[Entries from a dataset of interfaces]
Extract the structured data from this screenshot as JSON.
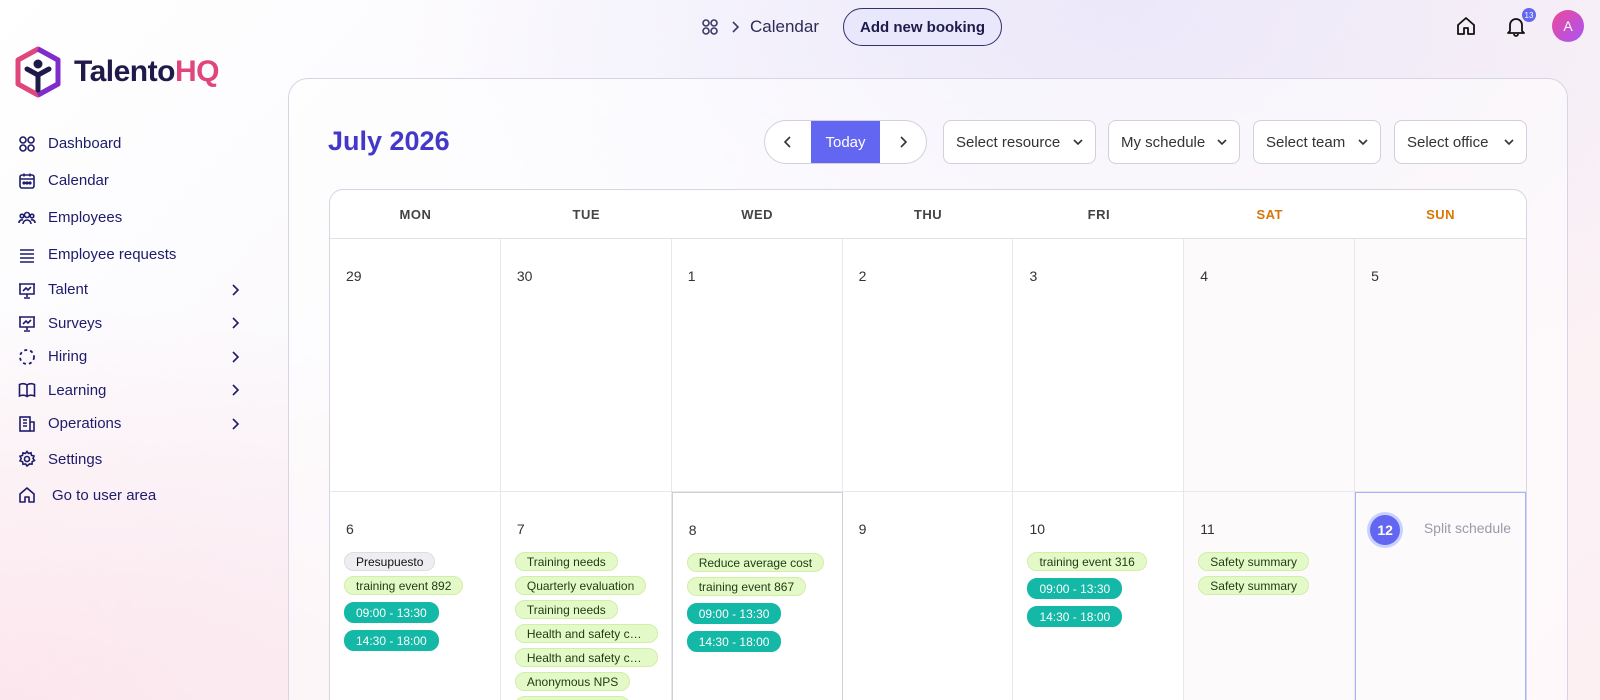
{
  "breadcrumb": {
    "current": "Calendar"
  },
  "topbar": {
    "add_booking": "Add new booking",
    "notification_count": "13",
    "avatar_initial": "A"
  },
  "brand": {
    "name_part1": "Talento",
    "name_part2": "HQ",
    "accent": "#e0457b",
    "primary": "#6366f1"
  },
  "sidebar": {
    "items": [
      {
        "label": "Dashboard",
        "icon": "grid-icon",
        "has_children": false
      },
      {
        "label": "Calendar",
        "icon": "calendar-icon",
        "has_children": false
      },
      {
        "label": "Employees",
        "icon": "users-icon",
        "has_children": false
      },
      {
        "label": "Employee requests",
        "icon": "list-icon",
        "has_children": false
      },
      {
        "label": "Talent",
        "icon": "presentation-icon",
        "has_children": true
      },
      {
        "label": "Surveys",
        "icon": "presentation-icon",
        "has_children": true
      },
      {
        "label": "Hiring",
        "icon": "dashed-circle-icon",
        "has_children": true
      },
      {
        "label": "Learning",
        "icon": "book-icon",
        "has_children": true
      },
      {
        "label": "Operations",
        "icon": "building-icon",
        "has_children": true
      },
      {
        "label": "Settings",
        "icon": "gear-icon",
        "has_children": false
      },
      {
        "label": "Go to user area",
        "icon": "home-icon",
        "has_children": false
      }
    ]
  },
  "calendar": {
    "month_title": "July 2026",
    "today_label": "Today",
    "filters": {
      "resource": "Select resource",
      "schedule": "My schedule",
      "team": "Select team",
      "office": "Select office"
    },
    "weekdays": [
      "MON",
      "TUE",
      "WED",
      "THU",
      "FRI",
      "SAT",
      "SUN"
    ],
    "weeks": [
      {
        "days": [
          {
            "num": "29",
            "events": []
          },
          {
            "num": "30",
            "events": []
          },
          {
            "num": "1",
            "events": []
          },
          {
            "num": "2",
            "events": []
          },
          {
            "num": "3",
            "events": []
          },
          {
            "num": "4",
            "events": []
          },
          {
            "num": "5",
            "events": []
          }
        ]
      },
      {
        "days": [
          {
            "num": "6",
            "events": [
              {
                "text": "Presupuesto",
                "kind": "gray"
              },
              {
                "text": "training event 892",
                "kind": "green"
              },
              {
                "text": "09:00 - 13:30",
                "kind": "teal"
              },
              {
                "text": "14:30 - 18:00",
                "kind": "teal"
              }
            ]
          },
          {
            "num": "7",
            "events": [
              {
                "text": "Training needs",
                "kind": "green"
              },
              {
                "text": "Quarterly evaluation",
                "kind": "green"
              },
              {
                "text": "Training needs",
                "kind": "green"
              },
              {
                "text": "Health and safety check",
                "kind": "green"
              },
              {
                "text": "Health and safety check",
                "kind": "green"
              },
              {
                "text": "Anonymous NPS",
                "kind": "green"
              },
              {
                "text": "Anonymous NPS",
                "kind": "green"
              }
            ]
          },
          {
            "num": "8",
            "selected": true,
            "events": [
              {
                "text": "Reduce average cost",
                "kind": "green"
              },
              {
                "text": "training event 867",
                "kind": "green"
              },
              {
                "text": "09:00 - 13:30",
                "kind": "teal"
              },
              {
                "text": "14:30 - 18:00",
                "kind": "teal"
              }
            ]
          },
          {
            "num": "9",
            "events": []
          },
          {
            "num": "10",
            "events": [
              {
                "text": "training event 316",
                "kind": "green"
              },
              {
                "text": "09:00 - 13:30",
                "kind": "teal"
              },
              {
                "text": "14:30 - 18:00",
                "kind": "teal"
              }
            ]
          },
          {
            "num": "11",
            "events": [
              {
                "text": "Safety summary",
                "kind": "green"
              },
              {
                "text": "Safety summary",
                "kind": "green"
              }
            ]
          },
          {
            "num": "12",
            "today": true,
            "note": "Split schedule",
            "events": []
          }
        ]
      }
    ]
  }
}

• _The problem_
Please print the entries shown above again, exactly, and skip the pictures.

• _Finished task_
Extract the structured data from this screenshot as JSON.
{
  "breadcrumb": {
    "current": "Calendar"
  },
  "topbar": {
    "add_booking": "Add new booking",
    "notification_count": "13",
    "avatar_initial": "A"
  },
  "brand": {
    "name_part1": "Talento",
    "name_part2": "HQ",
    "accent": "#e0457b",
    "primary": "#6366f1"
  },
  "sidebar": {
    "items": [
      {
        "label": "Dashboard",
        "icon": "grid-icon",
        "has_children": false
      },
      {
        "label": "Calendar",
        "icon": "calendar-icon",
        "has_children": false
      },
      {
        "label": "Employees",
        "icon": "users-icon",
        "has_children": false
      },
      {
        "label": "Employee requests",
        "icon": "list-icon",
        "has_children": false
      },
      {
        "label": "Talent",
        "icon": "presentation-icon",
        "has_children": true
      },
      {
        "label": "Surveys",
        "icon": "presentation-icon",
        "has_children": true
      },
      {
        "label": "Hiring",
        "icon": "dashed-circle-icon",
        "has_children": true
      },
      {
        "label": "Learning",
        "icon": "book-icon",
        "has_children": true
      },
      {
        "label": "Operations",
        "icon": "building-icon",
        "has_children": true
      },
      {
        "label": "Settings",
        "icon": "gear-icon",
        "has_children": false
      },
      {
        "label": "Go to user area",
        "icon": "home-icon",
        "has_children": false
      }
    ]
  },
  "calendar": {
    "month_title": "July 2026",
    "today_label": "Today",
    "filters": {
      "resource": "Select resource",
      "schedule": "My schedule",
      "team": "Select team",
      "office": "Select office"
    },
    "weekdays": [
      "MON",
      "TUE",
      "WED",
      "THU",
      "FRI",
      "SAT",
      "SUN"
    ],
    "weeks": [
      {
        "days": [
          {
            "num": "29",
            "events": []
          },
          {
            "num": "30",
            "events": []
          },
          {
            "num": "1",
            "events": []
          },
          {
            "num": "2",
            "events": []
          },
          {
            "num": "3",
            "events": []
          },
          {
            "num": "4",
            "events": []
          },
          {
            "num": "5",
            "events": []
          }
        ]
      },
      {
        "days": [
          {
            "num": "6",
            "events": [
              {
                "text": "Presupuesto",
                "kind": "gray"
              },
              {
                "text": "training event 892",
                "kind": "green"
              },
              {
                "text": "09:00 - 13:30",
                "kind": "teal"
              },
              {
                "text": "14:30 - 18:00",
                "kind": "teal"
              }
            ]
          },
          {
            "num": "7",
            "events": [
              {
                "text": "Training needs",
                "kind": "green"
              },
              {
                "text": "Quarterly evaluation",
                "kind": "green"
              },
              {
                "text": "Training needs",
                "kind": "green"
              },
              {
                "text": "Health and safety check",
                "kind": "green"
              },
              {
                "text": "Health and safety check",
                "kind": "green"
              },
              {
                "text": "Anonymous NPS",
                "kind": "green"
              },
              {
                "text": "Anonymous NPS",
                "kind": "green"
              }
            ]
          },
          {
            "num": "8",
            "selected": true,
            "events": [
              {
                "text": "Reduce average cost",
                "kind": "green"
              },
              {
                "text": "training event 867",
                "kind": "green"
              },
              {
                "text": "09:00 - 13:30",
                "kind": "teal"
              },
              {
                "text": "14:30 - 18:00",
                "kind": "teal"
              }
            ]
          },
          {
            "num": "9",
            "events": []
          },
          {
            "num": "10",
            "events": [
              {
                "text": "training event 316",
                "kind": "green"
              },
              {
                "text": "09:00 - 13:30",
                "kind": "teal"
              },
              {
                "text": "14:30 - 18:00",
                "kind": "teal"
              }
            ]
          },
          {
            "num": "11",
            "events": [
              {
                "text": "Safety summary",
                "kind": "green"
              },
              {
                "text": "Safety summary",
                "kind": "green"
              }
            ]
          },
          {
            "num": "12",
            "today": true,
            "note": "Split schedule",
            "events": []
          }
        ]
      }
    ]
  }
}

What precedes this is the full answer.